(Data records for software interfaces)

- - - - - - -

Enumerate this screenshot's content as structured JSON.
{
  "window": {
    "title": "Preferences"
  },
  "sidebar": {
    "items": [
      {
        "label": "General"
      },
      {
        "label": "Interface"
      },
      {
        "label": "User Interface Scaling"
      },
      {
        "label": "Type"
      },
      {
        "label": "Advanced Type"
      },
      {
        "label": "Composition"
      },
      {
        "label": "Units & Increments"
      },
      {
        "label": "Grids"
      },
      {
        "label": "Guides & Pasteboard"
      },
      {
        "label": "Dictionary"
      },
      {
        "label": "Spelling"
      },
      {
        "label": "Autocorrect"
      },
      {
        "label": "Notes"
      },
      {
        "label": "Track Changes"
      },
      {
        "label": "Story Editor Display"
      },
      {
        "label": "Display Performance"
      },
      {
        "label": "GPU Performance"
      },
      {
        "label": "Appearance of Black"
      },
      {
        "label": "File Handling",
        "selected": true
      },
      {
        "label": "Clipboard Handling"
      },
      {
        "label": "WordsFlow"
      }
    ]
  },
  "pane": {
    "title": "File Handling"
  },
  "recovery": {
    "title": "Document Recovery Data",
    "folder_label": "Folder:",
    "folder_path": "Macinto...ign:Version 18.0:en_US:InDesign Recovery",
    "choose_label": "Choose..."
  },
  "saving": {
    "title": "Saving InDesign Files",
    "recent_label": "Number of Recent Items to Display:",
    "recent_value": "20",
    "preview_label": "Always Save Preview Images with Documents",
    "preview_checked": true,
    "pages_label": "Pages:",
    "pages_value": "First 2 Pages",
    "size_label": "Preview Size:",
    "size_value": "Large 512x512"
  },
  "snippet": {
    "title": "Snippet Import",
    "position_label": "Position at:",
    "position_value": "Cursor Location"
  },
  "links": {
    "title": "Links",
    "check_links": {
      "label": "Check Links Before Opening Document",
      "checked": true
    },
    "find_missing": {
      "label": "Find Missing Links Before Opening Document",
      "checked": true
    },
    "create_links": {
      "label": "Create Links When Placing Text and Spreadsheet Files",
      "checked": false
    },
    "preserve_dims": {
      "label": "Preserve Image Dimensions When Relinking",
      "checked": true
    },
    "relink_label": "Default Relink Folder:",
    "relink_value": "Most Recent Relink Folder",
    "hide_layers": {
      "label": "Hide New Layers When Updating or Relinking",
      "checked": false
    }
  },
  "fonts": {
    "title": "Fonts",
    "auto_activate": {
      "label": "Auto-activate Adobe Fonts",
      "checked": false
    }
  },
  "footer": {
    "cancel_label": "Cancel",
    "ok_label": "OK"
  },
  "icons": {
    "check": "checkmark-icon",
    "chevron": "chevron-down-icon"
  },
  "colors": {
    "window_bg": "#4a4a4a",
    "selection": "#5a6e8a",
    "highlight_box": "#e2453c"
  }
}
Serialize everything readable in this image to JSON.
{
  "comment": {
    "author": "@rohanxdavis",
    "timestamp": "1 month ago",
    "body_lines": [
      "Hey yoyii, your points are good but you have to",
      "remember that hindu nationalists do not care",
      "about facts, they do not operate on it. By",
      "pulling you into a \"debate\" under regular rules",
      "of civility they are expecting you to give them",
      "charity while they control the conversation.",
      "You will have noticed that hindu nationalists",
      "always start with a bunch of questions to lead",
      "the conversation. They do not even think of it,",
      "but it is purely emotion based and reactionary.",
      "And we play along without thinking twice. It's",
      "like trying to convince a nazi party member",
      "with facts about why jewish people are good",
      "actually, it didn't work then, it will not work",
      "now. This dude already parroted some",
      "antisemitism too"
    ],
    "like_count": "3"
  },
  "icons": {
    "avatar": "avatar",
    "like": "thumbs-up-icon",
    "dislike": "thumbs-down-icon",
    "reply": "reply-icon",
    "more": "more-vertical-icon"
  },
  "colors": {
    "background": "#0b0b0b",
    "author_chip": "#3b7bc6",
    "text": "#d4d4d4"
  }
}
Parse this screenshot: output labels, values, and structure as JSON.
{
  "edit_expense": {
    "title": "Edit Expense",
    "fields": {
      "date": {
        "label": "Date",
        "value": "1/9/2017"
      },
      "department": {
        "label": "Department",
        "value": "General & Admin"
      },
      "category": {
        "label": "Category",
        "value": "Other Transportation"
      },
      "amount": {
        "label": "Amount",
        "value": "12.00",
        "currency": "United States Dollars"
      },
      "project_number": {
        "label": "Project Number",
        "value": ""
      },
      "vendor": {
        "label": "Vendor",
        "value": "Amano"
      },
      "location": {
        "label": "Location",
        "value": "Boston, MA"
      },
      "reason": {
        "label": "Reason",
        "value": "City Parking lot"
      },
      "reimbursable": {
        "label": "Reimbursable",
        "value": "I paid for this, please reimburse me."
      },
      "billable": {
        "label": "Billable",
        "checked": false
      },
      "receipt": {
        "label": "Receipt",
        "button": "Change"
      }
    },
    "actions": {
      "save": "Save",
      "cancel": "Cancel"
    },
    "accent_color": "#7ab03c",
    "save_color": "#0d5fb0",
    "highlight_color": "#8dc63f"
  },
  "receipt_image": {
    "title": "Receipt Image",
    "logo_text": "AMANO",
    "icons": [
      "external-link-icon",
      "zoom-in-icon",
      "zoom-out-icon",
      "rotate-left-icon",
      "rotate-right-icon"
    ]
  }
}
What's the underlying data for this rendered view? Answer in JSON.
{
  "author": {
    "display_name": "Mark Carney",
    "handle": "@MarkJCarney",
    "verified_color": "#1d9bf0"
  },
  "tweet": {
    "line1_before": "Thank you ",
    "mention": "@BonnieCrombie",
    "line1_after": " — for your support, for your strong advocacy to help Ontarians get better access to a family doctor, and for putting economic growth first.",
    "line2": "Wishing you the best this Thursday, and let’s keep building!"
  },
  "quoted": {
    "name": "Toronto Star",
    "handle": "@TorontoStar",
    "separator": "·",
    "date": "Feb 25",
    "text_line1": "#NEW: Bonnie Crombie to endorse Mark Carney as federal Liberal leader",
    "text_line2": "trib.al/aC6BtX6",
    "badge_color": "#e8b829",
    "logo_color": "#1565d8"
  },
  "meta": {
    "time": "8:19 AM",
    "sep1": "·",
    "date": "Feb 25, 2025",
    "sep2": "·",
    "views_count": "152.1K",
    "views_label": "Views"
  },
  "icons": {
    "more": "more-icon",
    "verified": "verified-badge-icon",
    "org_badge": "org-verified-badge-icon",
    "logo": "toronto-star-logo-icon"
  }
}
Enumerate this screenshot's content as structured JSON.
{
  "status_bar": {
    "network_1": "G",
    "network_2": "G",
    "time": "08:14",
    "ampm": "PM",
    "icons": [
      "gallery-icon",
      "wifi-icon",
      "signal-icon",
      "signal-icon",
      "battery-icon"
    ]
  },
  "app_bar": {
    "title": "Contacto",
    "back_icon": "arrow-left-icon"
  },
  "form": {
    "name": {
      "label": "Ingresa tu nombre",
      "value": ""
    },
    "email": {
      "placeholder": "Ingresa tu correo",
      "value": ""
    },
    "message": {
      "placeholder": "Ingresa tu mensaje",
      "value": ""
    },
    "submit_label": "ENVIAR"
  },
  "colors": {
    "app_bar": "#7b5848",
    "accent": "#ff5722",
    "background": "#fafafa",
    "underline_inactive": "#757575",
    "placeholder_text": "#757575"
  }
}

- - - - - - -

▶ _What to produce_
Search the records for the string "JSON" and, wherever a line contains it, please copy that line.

▶ _Response area_
Enumerate this screenshot's content as structured JSON.
Serialize everything readable in this image to JSON.
Parse this screenshot: output labels, values, and structure as JSON.
What's the underlying data for this rendered view? Answer in JSON.
Enumerate this screenshot's content as structured JSON.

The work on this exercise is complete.